In the first half of the first quarter of his first game back from a calf injury, Serge Ibaka rose up and tossed away a Tim Duncan short hook.
But the ball went right back to the Spurs, who swung it around the perimeter and found Danny Green with an open lane to the hoop. Green drove into the teeth of OKC’s defense, spotted Ibaka closing and errantly flung a moonshot finger roll that clanged off the backboard and the side rim.
Statement made. Ibaka was officially back, doing what he’s paid to do: Block shots, alter others, patrol the paint and shield the rim.
And with its defensive anchor back in the fold, the Thunder was able to unleash its scariest and most overlooked team-wide skill — interior basket protection.
In sports, offense typically garners the most attention. With the Thunder’s personnel, that’s particularly true.
Russell Westbrook is a whirlwind attacker and a nightmare to plan against. Kevin Durant is as silky as they’ve ever come, a near 7-footer blessed with a dead-eye jumper and the handle of a shooting guard. But on those rainy offensive days — when Westbrook is out of control or Durant is struggling to find his rhythm — this team’s fallback has always been its underrated defense.
And that is fueled by a back line that acts like a brick wall.
Ibaka is the best shot-blocker in the league. But the Thunder’s roster is filled with other capable goaltenders who are unafraid to challenge at the rim.

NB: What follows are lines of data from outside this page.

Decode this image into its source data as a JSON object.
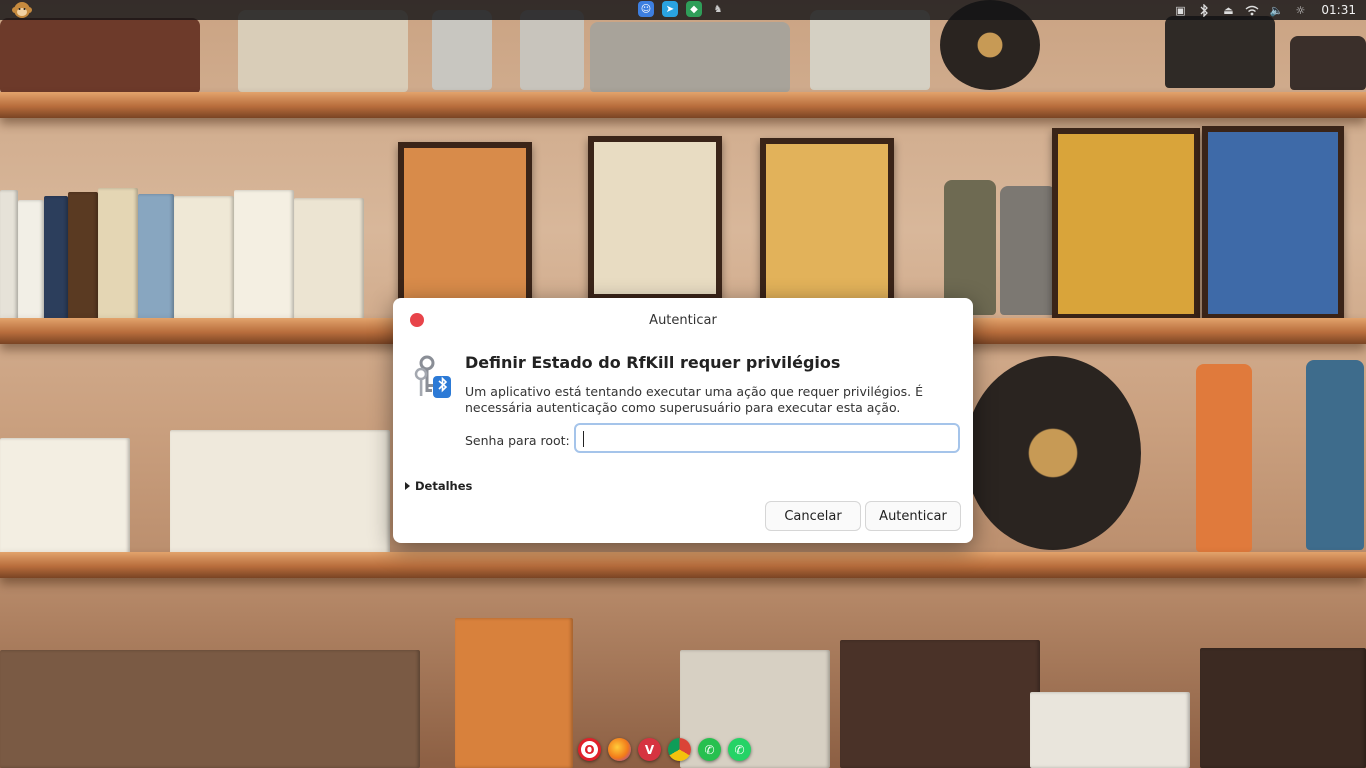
{
  "panel": {
    "clock": "01:31",
    "center_apps": [
      {
        "icon": "finder-face-icon",
        "color": "#3d7fe0"
      },
      {
        "icon": "telegram-icon",
        "color": "#2aa3e0"
      },
      {
        "icon": "shield-vpn-icon",
        "color": "#2f9e59"
      },
      {
        "icon": "ghost-icon",
        "color": "#7a7a7a"
      }
    ]
  },
  "dialog": {
    "title": "Autenticar",
    "heading": "Definir Estado do RfKill requer privilégios",
    "message": "Um aplicativo está tentando executar uma ação que requer privilégios. É necessária autenticação como superusuário para executar esta ação.",
    "password_label": "Senha para root:",
    "password_value": "",
    "details_label": "Detalhes",
    "cancel_label": "Cancelar",
    "authenticate_label": "Autenticar",
    "accent_color": "#a5c4ea",
    "close_color": "#e8444a"
  },
  "dock": {
    "apps": [
      {
        "icon": "opera-icon",
        "glyph": "O",
        "color": "#e0202a"
      },
      {
        "icon": "firefox-icon",
        "glyph": "",
        "color": "#f27a1a"
      },
      {
        "icon": "vivaldi-icon",
        "glyph": "V",
        "color": "#d63340"
      },
      {
        "icon": "chrome-icon",
        "glyph": "",
        "color": "#3e9d47"
      },
      {
        "icon": "whatsapp-icon",
        "glyph": "✆",
        "color": "#27c04f"
      },
      {
        "icon": "whatsapp-icon",
        "glyph": "✆",
        "color": "#25d366"
      }
    ]
  }
}
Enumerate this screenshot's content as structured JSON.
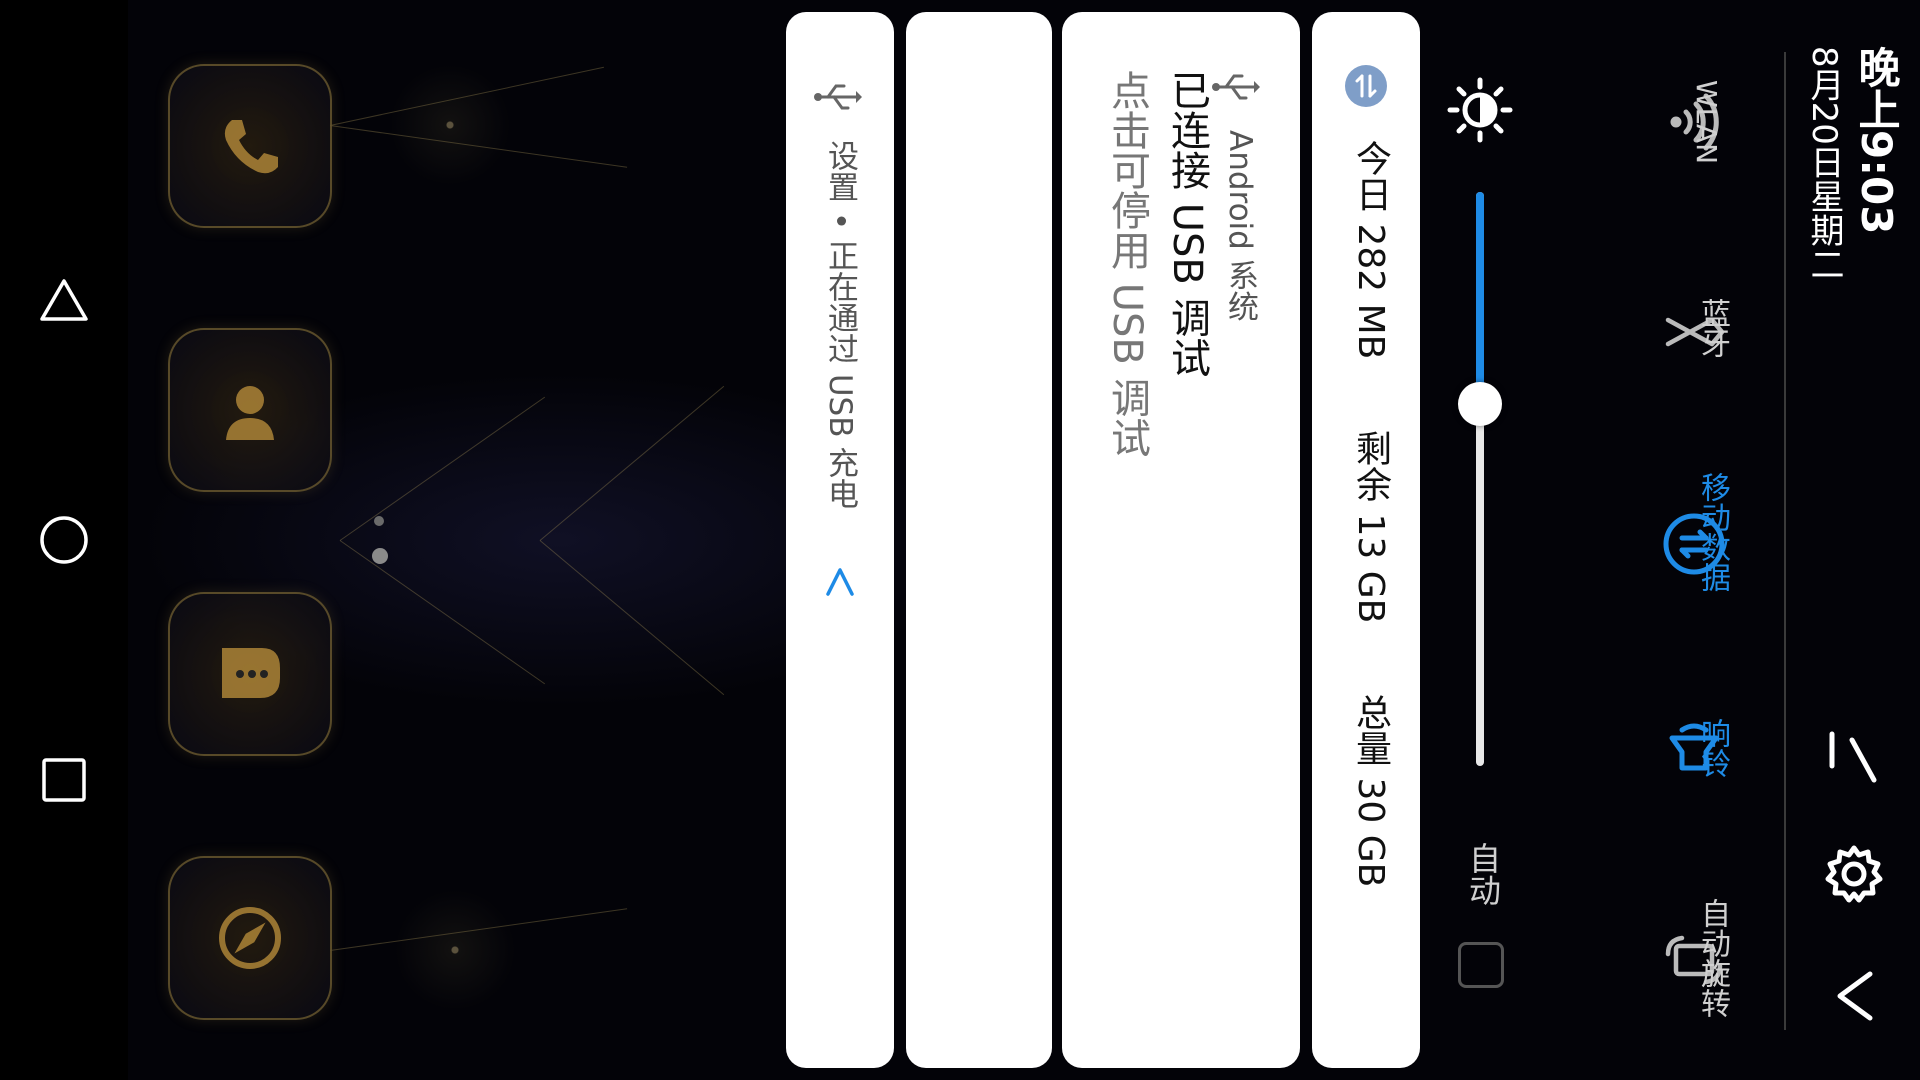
{
  "status": {
    "time": "晚上9:03",
    "date": "8月20日星期二"
  },
  "quick_settings": {
    "tiles": [
      {
        "label": "WLAN",
        "icon": "wifi-icon",
        "active": false
      },
      {
        "label": "蓝牙",
        "icon": "bluetooth-icon",
        "active": false
      },
      {
        "label": "移动数据",
        "icon": "mobile-data-icon",
        "active": true
      },
      {
        "label": "响铃",
        "icon": "ring-bell-icon",
        "active": true
      },
      {
        "label": "自动旋转",
        "icon": "auto-rotate-icon",
        "active": false
      }
    ],
    "brightness": {
      "level": 0.37,
      "auto_label": "自动",
      "auto_checked": false
    },
    "header_icons": [
      "edit-icon",
      "settings-gear-icon",
      "collapse-chevron-icon"
    ]
  },
  "data_usage": {
    "today": "今日 282 MB",
    "remaining": "剩余 13 GB",
    "total": "总量 30 GB"
  },
  "notifications": [
    {
      "app": "Android 系统",
      "title": "已连接 USB 调试",
      "body": "点击可停用 USB 调试"
    },
    {
      "app": "设置 • 正在通过 USB 充电"
    }
  ],
  "colors": {
    "accent": "#1e8be6",
    "card": "#ffffff",
    "shade_bg": "#000000"
  }
}
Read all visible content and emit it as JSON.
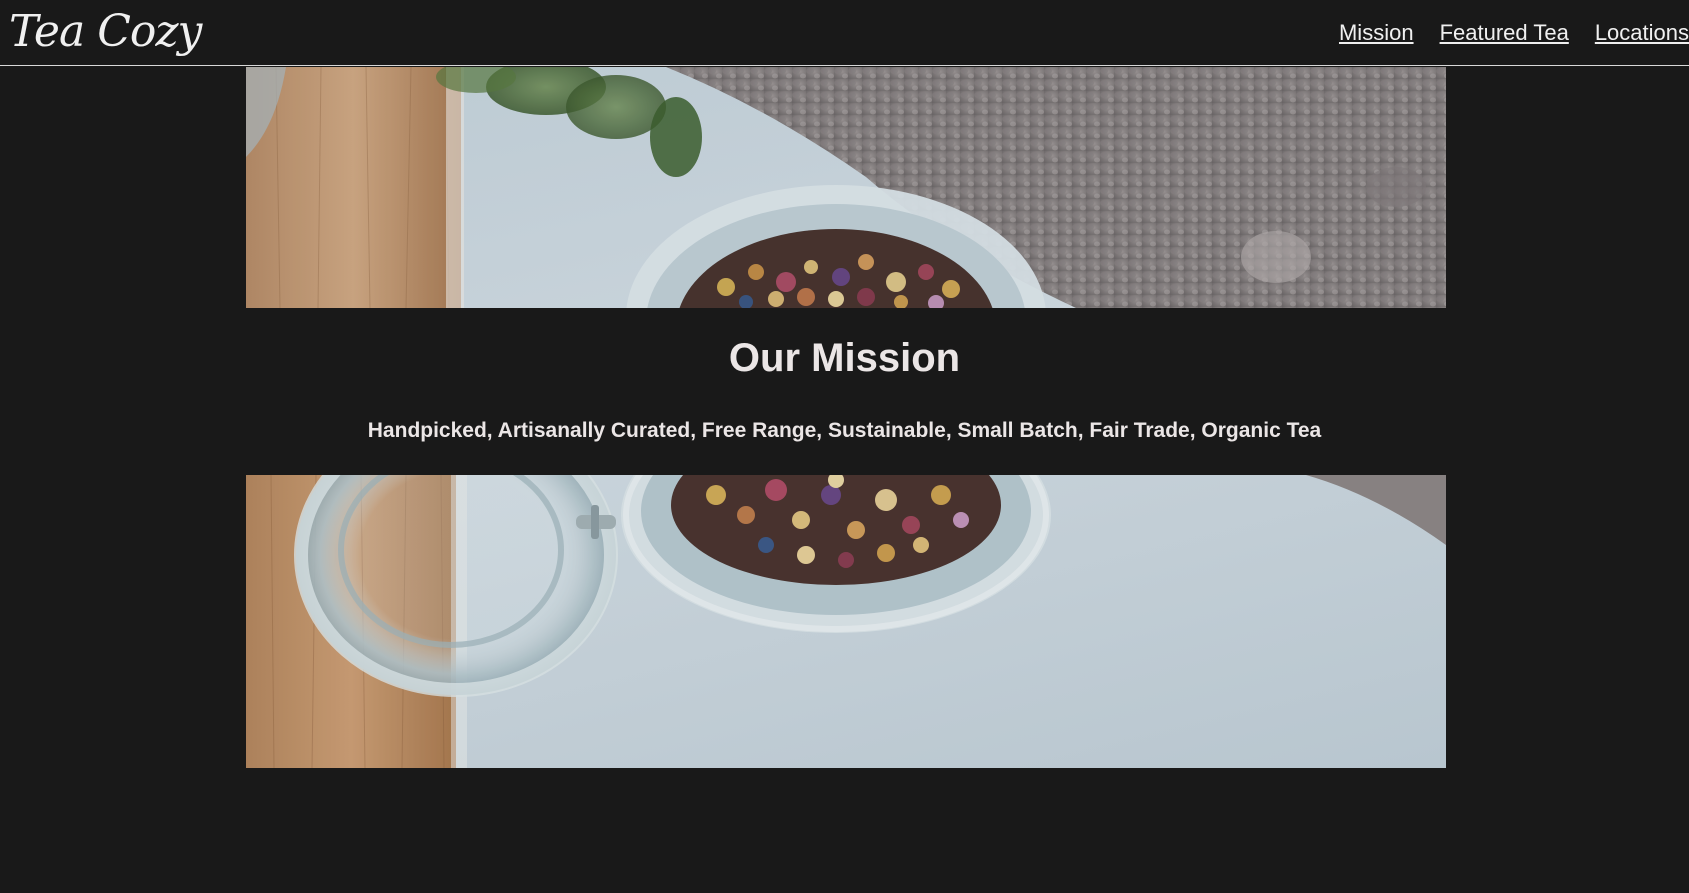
{
  "header": {
    "logo_text": "Tea Cozy",
    "nav": [
      {
        "label": "Mission"
      },
      {
        "label": "Featured Tea"
      },
      {
        "label": "Locations"
      }
    ]
  },
  "mission": {
    "title": "Our Mission",
    "subtitle": "Handpicked, Artisanally Curated, Free Range, Sustainable, Small Batch, Fair Trade, Organic Tea"
  },
  "colors": {
    "background": "#191919",
    "text": "#ebe6e6",
    "header_border": "#d8d8d8"
  }
}
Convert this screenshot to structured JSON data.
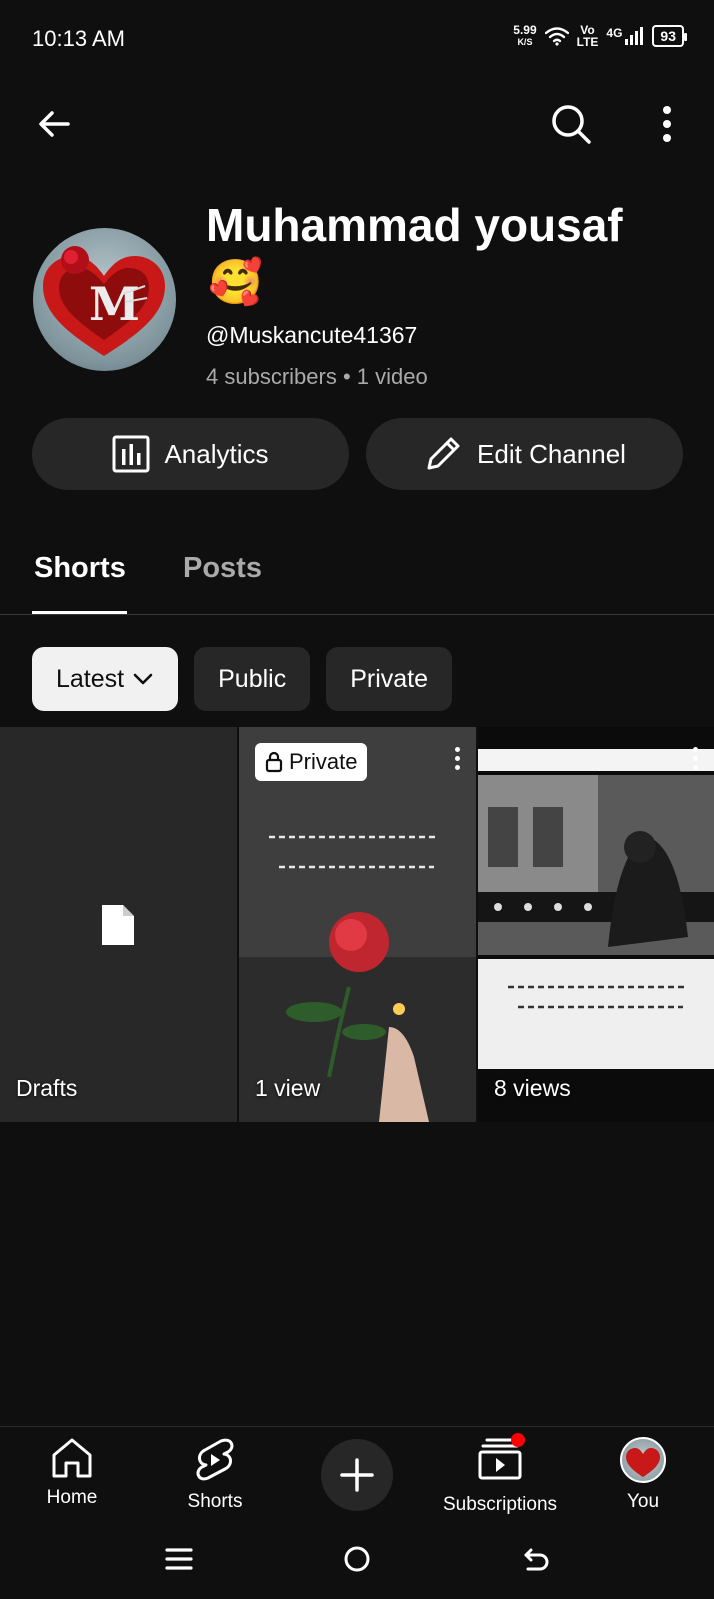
{
  "status_bar": {
    "time": "10:13 AM",
    "net_speed": "5.99",
    "net_speed_unit": "K/S",
    "volte_top": "Vo",
    "volte_bottom": "LTE",
    "network": "4G",
    "battery": "93"
  },
  "channel": {
    "name": "Muhammad yousaf",
    "emoji": "🥰",
    "handle": "@Muskancute41367",
    "meta": "4 subscribers • 1 video",
    "avatar_letter": "M"
  },
  "actions": {
    "analytics_label": "Analytics",
    "edit_label": "Edit Channel"
  },
  "tabs": [
    {
      "label": "Shorts",
      "active": true
    },
    {
      "label": "Posts",
      "active": false
    }
  ],
  "chips": {
    "latest": "Latest",
    "public": "Public",
    "private": "Private"
  },
  "grid": {
    "drafts_label": "Drafts",
    "item2": {
      "badge": "Private",
      "views": "1 view"
    },
    "item3": {
      "views": "8 views"
    }
  },
  "bottom_nav": {
    "home": "Home",
    "shorts": "Shorts",
    "subscriptions": "Subscriptions",
    "you": "You"
  },
  "colors": {
    "background": "#0f0f0f",
    "surface": "#272727",
    "secondary_text": "#aaaaaa",
    "notification": "#ff0000"
  }
}
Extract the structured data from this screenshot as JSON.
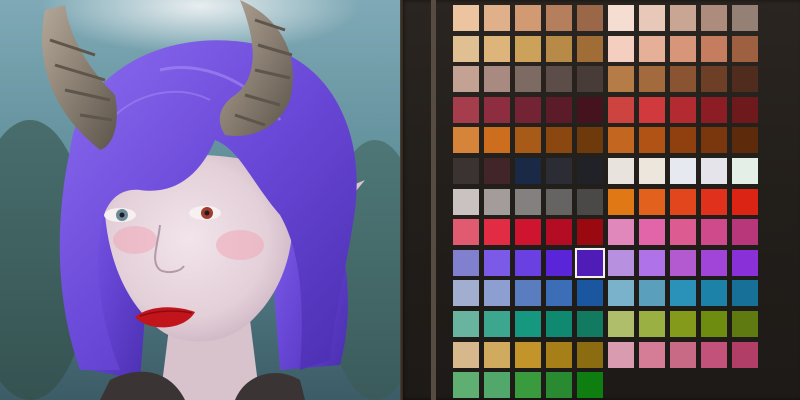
{
  "preview": {
    "colors": {
      "hair": "#6f52dc",
      "skin": "#e7d8e0",
      "horn": "#8f8478",
      "lips": "#c2141b",
      "eye_left": "#6d8a9a",
      "eye_right": "#a23b2e"
    }
  },
  "palette": {
    "selected_index": 84,
    "colors": [
      "#edc4a0",
      "#e0b08a",
      "#d19a73",
      "#b57f5e",
      "#9a6748",
      "#f5ddd2",
      "#e8c8b9",
      "#c9a594",
      "#ad8c7e",
      "#958076",
      "#e0c093",
      "#ddb479",
      "#cca15a",
      "#b88a48",
      "#a06d37",
      "#f4cfc0",
      "#e6af98",
      "#d7967a",
      "#c47e5f",
      "#9d6141",
      "#c3a294",
      "#a88a80",
      "#7d6a63",
      "#5d4d48",
      "#483c38",
      "#b67c47",
      "#a26a3d",
      "#8a5432",
      "#6d3f27",
      "#4f2c1d",
      "#a53d4d",
      "#8e2c40",
      "#742335",
      "#5b1b29",
      "#44131d",
      "#cc4340",
      "#d13a3d",
      "#b32a30",
      "#8d1d25",
      "#6e1a1d",
      "#d6843a",
      "#cc6e1e",
      "#a85a18",
      "#8b4710",
      "#6e3a0c",
      "#c36620",
      "#b15314",
      "#8f400e",
      "#7a370e",
      "#5d2a0c",
      "#3b3332",
      "#412529",
      "#1a2a46",
      "#2b2c34",
      "#202228",
      "#e8e3dd",
      "#ece6dc",
      "#e6eaf0",
      "#e4e4ea",
      "#e4efe8",
      "#cac2c0",
      "#a49c9b",
      "#84807f",
      "#666363",
      "#4b4848",
      "#e07915",
      "#e2611c",
      "#e1461c",
      "#e0311c",
      "#dc2414",
      "#e05a70",
      "#e22c44",
      "#cf1430",
      "#b40c22",
      "#9a0810",
      "#e088bb",
      "#e165a8",
      "#dc5c92",
      "#cf4a8b",
      "#b8367a",
      "#8080cf",
      "#7a5ae6",
      "#6a40e2",
      "#5a24d8",
      "#4f1cb8",
      "#b890e0",
      "#b072e8",
      "#b35ad0",
      "#a045d8",
      "#8a30d8",
      "#a2aed0",
      "#8d9fd0",
      "#5a7dc0",
      "#3c6eb8",
      "#1b56a0",
      "#7ab2cc",
      "#5aa0bd",
      "#2a92b8",
      "#1d82a8",
      "#177098",
      "#69b49e",
      "#3ca78e",
      "#169880",
      "#0f8a70",
      "#117a60",
      "#afbe6a",
      "#9bb042",
      "#839a1a",
      "#6e8d10",
      "#5e7a10",
      "#d7b88c",
      "#d0aa5e",
      "#c2942a",
      "#a67f18",
      "#8c6c10",
      "#d89bb0",
      "#d57c96",
      "#c86a86",
      "#c2527a",
      "#b03e66",
      "#5fae72",
      "#52a86a",
      "#3a9a3e",
      "#2a8a32",
      "#0e7e10"
    ]
  }
}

In these playoffs, Ibaka’s 36 blocks are the most in the league. DeAndre Jordan’s 33 rank second. Entering Wednesday, Thunder rookie reserve Steven Adams was tied with Pacers starting center Roy Hibbert for third with 24, an amazing number considering the disparity in court time.